Alta-Aurelia was planning a Teacher Parade on Tuesday in both communities, waving to their students as they stepped outside along the route. Staff member Chris Reinert took a jog around Alta, inviting kids to pelt him with snowballs from a distance, which they did enthusiastically. (See video on the Pilot-Tribune Facebook page).
Newell-Fonda’s staff is manning a fleet of vehicles taking lunches to students who need them in their communities. Teachers are also communicating regularly with students through email.
Though most teachers have utilized tech literacy in many ways in the classroom already, the COVID-19 outbreak caused many to instantly step it up. “When it’s suddenly the only option, you very quickly learn new ways to use it as a tool,” Langer says.
Her own kids’ orchestra teacher immediately began posting through Google Classroom. “It kept them on their toes musically, which is really appreciated.”
Her son’s advanced ecology teacher quickly posted a message. “It’s not so much about assignments as it is ‘We’re here for you, what do you need, are you worried about anything?’ In times like these, just reaching out to let young people know they are cared for means the world.”
Into week two, the void intensifies. “We’re missing kids so much. I’ve even wondered if the families would welcome me driving by their houses honking. In a video today, saying goodbye I really got choked up. We never had that chance - to say goodbye to them. It’s heartbreaking.”
The children, however, seem to be faring well in the new reality of quarantine.
“Parents are allowing them to post and make videos, and its great to see how happy they are being with their parents. In reality, though, we know that isn’t the reality for every child,” Langner said. “We know some kids are home alone all day, or being watched by a sibling, because their moms and dads just have to work. Those kids need stimulation, and that does worry us.”
One way the community is reaching out is through rainbows - rainbows in the windows, rainbows drawn in chalk.
After an art challenge by an Iowa Facebook site, the designs began to take on a life of their own.
“It’s fun to be able to go for a walk and look for them in the neighborhoods. Tonight I’m going for a drive to check it out. I’ve seen three or four posts just today showing rainbows people have put up. It’s a way to communicate when we can’t do ti face-to-face, really. It says “i’m here to support you. I can’t give you a hug, bug here’s my rainbow.’”
No one should think teachers are on vacation, she notes.
In addition to trying to impart whatever lessons they can by the means they have left, in Storm Lake, for example, the educators are being aggressively challenged by Superintendent Stacey Cole to use the time for professional development learning and growth, utilizing web-based classes and some learning tools created by the district itself.
“One of the classes I’m taking is about how to serve refugees who are new to Iowa, so I can learn how to better support them in my classroom,” she said.
When the happy day comes when schools can unlock their doors, she thinks, some lessons will have been learned.
“I think for people in general, the best thing to come out of this is seeing the positivity in a challenge.
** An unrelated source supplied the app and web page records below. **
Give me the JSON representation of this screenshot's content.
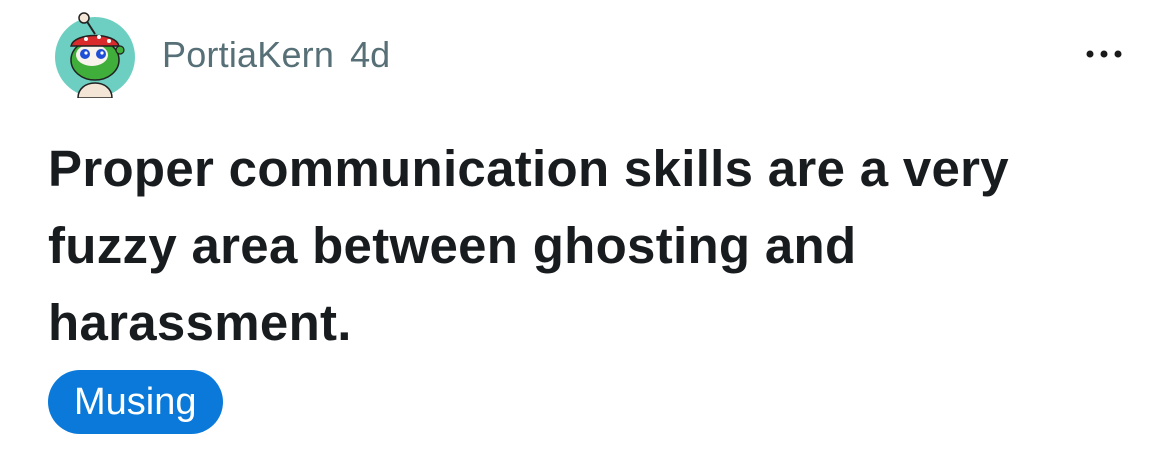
{
  "post": {
    "author": "PortiaKern",
    "age": "4d",
    "title": "Proper communication skills are a very fuzzy area between ghosting and harassment.",
    "flair": "Musing",
    "more_icon": "more-horizontal-icon",
    "avatar_icon": "snoo-avatar-icon"
  },
  "colors": {
    "flair_background": "#0a79d9",
    "meta_text": "#576f76",
    "title_text": "#181c1f"
  }
}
This was a massive thing - it stopped us in our tracks. At the same time it taught us to stop, slow down, appreciate our families, jobs and communities. I hope that when we come out of this on the other side there will be one big green light to keep moving forward no matter what.”
In the meantime, educators like Langner will keep looking for ideas and new ways to communicate with students, though they know online can’t replace the real classroom.
“There’s always an equity issue with online - the reality is that not everyone is going to have the technology and the access. It’s also pretty tough to learn online. So we have to work on as many options as we can.”
With or without technology, parents can use the time together in quarantine to encourage reading, creativity, and communication.
“Maybe it’s teaching a child how to bake cookies with you, or sitting down to draw with them and talking while you do it,” Langner said. “It’s good to sometimes turn off the technology and get outdoors - go for a walk, throw a rock in the lake, just be a family.”